WHAT THIS TASK INVOLVES: Omitting the pictures, print every line below exactly as it stands.

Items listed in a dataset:
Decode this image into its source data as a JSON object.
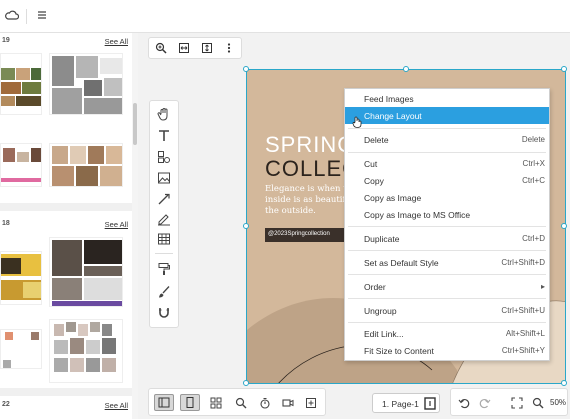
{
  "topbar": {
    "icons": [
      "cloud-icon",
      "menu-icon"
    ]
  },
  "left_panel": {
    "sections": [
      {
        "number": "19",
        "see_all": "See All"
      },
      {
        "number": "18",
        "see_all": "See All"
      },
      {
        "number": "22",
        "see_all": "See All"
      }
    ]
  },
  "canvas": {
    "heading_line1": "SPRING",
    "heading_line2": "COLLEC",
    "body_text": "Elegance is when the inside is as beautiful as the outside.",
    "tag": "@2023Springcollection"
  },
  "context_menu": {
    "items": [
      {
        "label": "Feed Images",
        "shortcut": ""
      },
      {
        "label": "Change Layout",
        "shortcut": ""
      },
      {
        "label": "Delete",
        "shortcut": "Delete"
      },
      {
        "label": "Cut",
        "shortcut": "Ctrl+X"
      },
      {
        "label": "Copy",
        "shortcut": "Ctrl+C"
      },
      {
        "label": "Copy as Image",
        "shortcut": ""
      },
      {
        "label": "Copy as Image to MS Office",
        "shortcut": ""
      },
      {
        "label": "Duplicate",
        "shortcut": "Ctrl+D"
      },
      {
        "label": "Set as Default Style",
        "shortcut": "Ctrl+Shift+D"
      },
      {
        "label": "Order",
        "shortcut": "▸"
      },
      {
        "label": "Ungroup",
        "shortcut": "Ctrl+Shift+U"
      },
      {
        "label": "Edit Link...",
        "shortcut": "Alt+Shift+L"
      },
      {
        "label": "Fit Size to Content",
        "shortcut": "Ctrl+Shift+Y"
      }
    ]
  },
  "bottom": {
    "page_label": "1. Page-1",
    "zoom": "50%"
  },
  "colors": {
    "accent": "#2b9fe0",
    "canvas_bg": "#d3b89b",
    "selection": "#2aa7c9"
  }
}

RESPONSE FOR THIS EXERCISE:
Decode this image into its source data as a JSON object.
{
  "topbar": {
    "icons": [
      "cloud-icon",
      "menu-icon"
    ]
  },
  "left_panel": {
    "sections": [
      {
        "number": "19",
        "see_all": "See All"
      },
      {
        "number": "18",
        "see_all": "See All"
      },
      {
        "number": "22",
        "see_all": "See All"
      }
    ]
  },
  "canvas": {
    "heading_line1": "SPRING",
    "heading_line2": "COLLEC",
    "body_text": "Elegance is when the inside is as beautiful as the outside.",
    "tag": "@2023Springcollection"
  },
  "context_menu": {
    "items": [
      {
        "label": "Feed Images",
        "shortcut": ""
      },
      {
        "label": "Change Layout",
        "shortcut": ""
      },
      {
        "label": "Delete",
        "shortcut": "Delete"
      },
      {
        "label": "Cut",
        "shortcut": "Ctrl+X"
      },
      {
        "label": "Copy",
        "shortcut": "Ctrl+C"
      },
      {
        "label": "Copy as Image",
        "shortcut": ""
      },
      {
        "label": "Copy as Image to MS Office",
        "shortcut": ""
      },
      {
        "label": "Duplicate",
        "shortcut": "Ctrl+D"
      },
      {
        "label": "Set as Default Style",
        "shortcut": "Ctrl+Shift+D"
      },
      {
        "label": "Order",
        "shortcut": "▸"
      },
      {
        "label": "Ungroup",
        "shortcut": "Ctrl+Shift+U"
      },
      {
        "label": "Edit Link...",
        "shortcut": "Alt+Shift+L"
      },
      {
        "label": "Fit Size to Content",
        "shortcut": "Ctrl+Shift+Y"
      }
    ]
  },
  "bottom": {
    "page_label": "1. Page-1",
    "zoom": "50%"
  },
  "colors": {
    "accent": "#2b9fe0",
    "canvas_bg": "#d3b89b",
    "selection": "#2aa7c9"
  }
}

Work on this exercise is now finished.